How resonant is that? I'm always struck by the fact that both dogs and horses actively choose to cooperate with humans. Proof of this lies in the fact that riding a horse isn't like driving a car. You don't tell the horse where to go, you ask. He has a brain, the ability to make choices, and far more strength than you, so it is something of a miracle when he responds to your request--a true working partnership. It's an incredibly delightful sensation and a humbling demonstration of trust on the part of the horse. You can't help but feel gratitude and affection in return for his efforts to understand your commands, which helps to explain, I think, the deep bonds that can arise between a horse and human who work together for many years.

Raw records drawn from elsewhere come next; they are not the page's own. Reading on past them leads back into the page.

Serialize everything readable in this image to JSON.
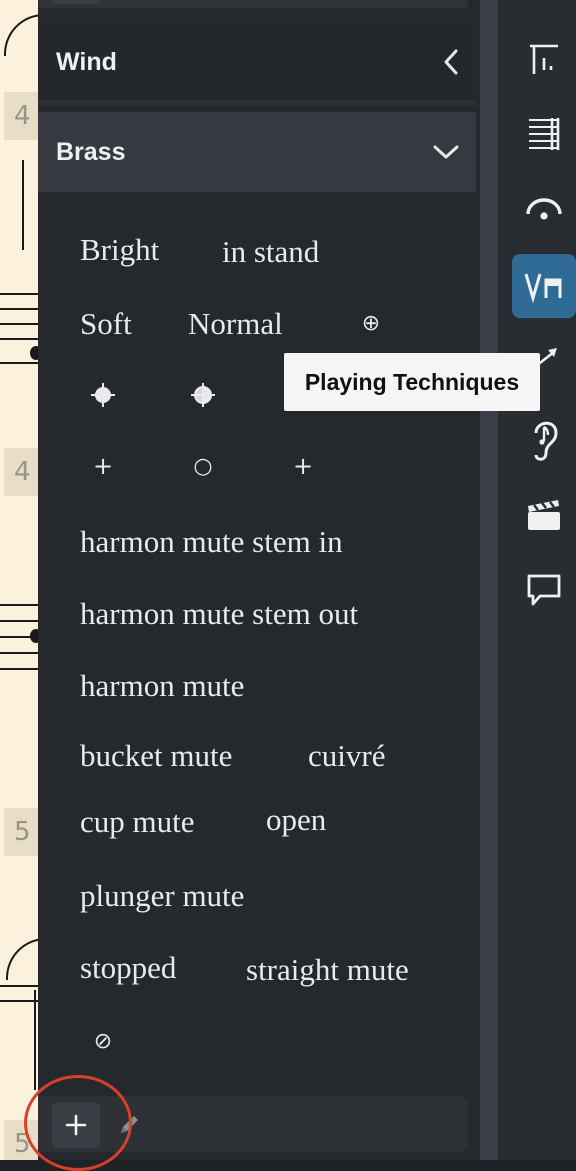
{
  "score": {
    "bar_numbers": [
      "4",
      "4",
      "5",
      "5"
    ]
  },
  "panel": {
    "sections": [
      {
        "label": "Wind",
        "state": "collapsed",
        "icon": "chevron-left-icon"
      },
      {
        "label": "Brass",
        "state": "expanded",
        "icon": "chevron-down-icon"
      }
    ],
    "techniques": {
      "bright": "Bright",
      "in_stand": "in stand",
      "soft": "Soft",
      "normal": "Normal",
      "harmon_mute_stem_in": "harmon mute stem in",
      "harmon_mute_stem_out": "harmon mute stem out",
      "harmon_mute": "harmon mute",
      "bucket_mute": "bucket mute",
      "cuivre": "cuivré",
      "cup_mute": "cup mute",
      "open": "open",
      "plunger_mute": "plunger mute",
      "stopped": "stopped",
      "straight_mute": "straight mute"
    },
    "glyphs": {
      "circle_plus": "⊕",
      "plus": "+",
      "open_circle": "○",
      "slashed_circle": "⊘"
    },
    "toolbar": {
      "add_icon": "plus-icon",
      "edit_icon": "pencil-icon",
      "add_label": "+"
    }
  },
  "right_toolbar": {
    "buttons": [
      {
        "name": "tempo-icon",
        "active": false
      },
      {
        "name": "repeat-structure-icon",
        "active": false
      },
      {
        "name": "holds-pauses-icon",
        "active": false
      },
      {
        "name": "playing-techniques-icon",
        "active": true
      },
      {
        "name": "ornaments-icon",
        "active": false
      },
      {
        "name": "ear-icon",
        "active": false
      },
      {
        "name": "clapperboard-icon",
        "active": false
      },
      {
        "name": "comment-icon",
        "active": false
      }
    ]
  },
  "tooltip": {
    "text": "Playing Techniques"
  },
  "colors": {
    "accent": "#2f6b95",
    "highlight_circle": "#d7402a",
    "panel_bg": "#25282d"
  }
}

On a good day, working with a horse can help you to get outside of yourself too--past the worries of the autobiographical ego (a left-brain construction) and into flow and rhythm of the all-inclusive energy that powers and connects all life. A horse insists that you inhabit the present moment, and one of the benefits of a long ride in the saddle is a clear, centered mind.
So I think I'll leave it at that. There's a whole lot more to the magic of working in concert with another living being, but some things are better left unspoken anyways....